DATA RECORDS:
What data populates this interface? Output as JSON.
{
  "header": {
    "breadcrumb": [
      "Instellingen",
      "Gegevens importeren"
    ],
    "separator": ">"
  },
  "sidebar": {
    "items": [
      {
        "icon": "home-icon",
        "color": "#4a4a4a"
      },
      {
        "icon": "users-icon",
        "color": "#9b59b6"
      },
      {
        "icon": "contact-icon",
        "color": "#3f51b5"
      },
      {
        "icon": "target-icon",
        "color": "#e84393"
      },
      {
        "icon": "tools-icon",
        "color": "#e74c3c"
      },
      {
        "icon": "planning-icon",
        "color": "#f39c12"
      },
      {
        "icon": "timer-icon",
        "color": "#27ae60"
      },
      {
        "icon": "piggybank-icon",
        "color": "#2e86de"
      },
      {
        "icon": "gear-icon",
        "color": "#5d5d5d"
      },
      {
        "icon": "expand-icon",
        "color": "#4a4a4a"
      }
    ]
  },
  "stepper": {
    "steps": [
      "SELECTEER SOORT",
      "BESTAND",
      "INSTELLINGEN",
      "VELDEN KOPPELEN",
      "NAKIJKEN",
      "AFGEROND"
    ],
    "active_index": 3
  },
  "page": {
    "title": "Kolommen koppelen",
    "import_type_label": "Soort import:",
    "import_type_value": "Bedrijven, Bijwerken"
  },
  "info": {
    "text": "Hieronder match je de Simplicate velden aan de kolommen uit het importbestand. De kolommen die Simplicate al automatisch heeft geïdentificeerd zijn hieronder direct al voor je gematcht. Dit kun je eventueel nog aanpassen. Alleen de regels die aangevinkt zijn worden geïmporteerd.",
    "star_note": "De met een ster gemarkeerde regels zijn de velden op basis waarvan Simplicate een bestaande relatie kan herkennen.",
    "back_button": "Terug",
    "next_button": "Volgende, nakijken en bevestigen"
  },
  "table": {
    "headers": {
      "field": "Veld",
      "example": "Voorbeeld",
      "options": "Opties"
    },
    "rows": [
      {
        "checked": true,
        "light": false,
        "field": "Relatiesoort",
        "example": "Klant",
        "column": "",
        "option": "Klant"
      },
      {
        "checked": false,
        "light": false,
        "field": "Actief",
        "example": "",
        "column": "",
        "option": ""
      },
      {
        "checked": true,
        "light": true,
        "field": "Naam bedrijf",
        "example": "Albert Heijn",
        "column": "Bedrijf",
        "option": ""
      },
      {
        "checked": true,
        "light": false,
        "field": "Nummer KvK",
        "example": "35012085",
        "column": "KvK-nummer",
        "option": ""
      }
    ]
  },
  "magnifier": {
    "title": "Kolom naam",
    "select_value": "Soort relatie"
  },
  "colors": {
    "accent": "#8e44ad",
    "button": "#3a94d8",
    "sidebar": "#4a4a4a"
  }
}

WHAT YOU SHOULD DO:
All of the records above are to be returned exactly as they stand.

ANSWER TO THIS EXERCISE:
What data populates this interface? Output as JSON.
{
  "header": {
    "breadcrumb": [
      "Instellingen",
      "Gegevens importeren"
    ],
    "separator": ">"
  },
  "sidebar": {
    "items": [
      {
        "icon": "home-icon",
        "color": "#4a4a4a"
      },
      {
        "icon": "users-icon",
        "color": "#9b59b6"
      },
      {
        "icon": "contact-icon",
        "color": "#3f51b5"
      },
      {
        "icon": "target-icon",
        "color": "#e84393"
      },
      {
        "icon": "tools-icon",
        "color": "#e74c3c"
      },
      {
        "icon": "planning-icon",
        "color": "#f39c12"
      },
      {
        "icon": "timer-icon",
        "color": "#27ae60"
      },
      {
        "icon": "piggybank-icon",
        "color": "#2e86de"
      },
      {
        "icon": "gear-icon",
        "color": "#5d5d5d"
      },
      {
        "icon": "expand-icon",
        "color": "#4a4a4a"
      }
    ]
  },
  "stepper": {
    "steps": [
      "SELECTEER SOORT",
      "BESTAND",
      "INSTELLINGEN",
      "VELDEN KOPPELEN",
      "NAKIJKEN",
      "AFGEROND"
    ],
    "active_index": 3
  },
  "page": {
    "title": "Kolommen koppelen",
    "import_type_label": "Soort import:",
    "import_type_value": "Bedrijven, Bijwerken"
  },
  "info": {
    "text": "Hieronder match je de Simplicate velden aan de kolommen uit het importbestand. De kolommen die Simplicate al automatisch heeft geïdentificeerd zijn hieronder direct al voor je gematcht. Dit kun je eventueel nog aanpassen. Alleen de regels die aangevinkt zijn worden geïmporteerd.",
    "star_note": "De met een ster gemarkeerde regels zijn de velden op basis waarvan Simplicate een bestaande relatie kan herkennen.",
    "back_button": "Terug",
    "next_button": "Volgende, nakijken en bevestigen"
  },
  "table": {
    "headers": {
      "field": "Veld",
      "example": "Voorbeeld",
      "options": "Opties"
    },
    "rows": [
      {
        "checked": true,
        "light": false,
        "field": "Relatiesoort",
        "example": "Klant",
        "column": "",
        "option": "Klant"
      },
      {
        "checked": false,
        "light": false,
        "field": "Actief",
        "example": "",
        "column": "",
        "option": ""
      },
      {
        "checked": true,
        "light": true,
        "field": "Naam bedrijf",
        "example": "Albert Heijn",
        "column": "Bedrijf",
        "option": ""
      },
      {
        "checked": true,
        "light": false,
        "field": "Nummer KvK",
        "example": "35012085",
        "column": "KvK-nummer",
        "option": ""
      }
    ]
  },
  "magnifier": {
    "title": "Kolom naam",
    "select_value": "Soort relatie"
  },
  "colors": {
    "accent": "#8e44ad",
    "button": "#3a94d8",
    "sidebar": "#4a4a4a"
  }
}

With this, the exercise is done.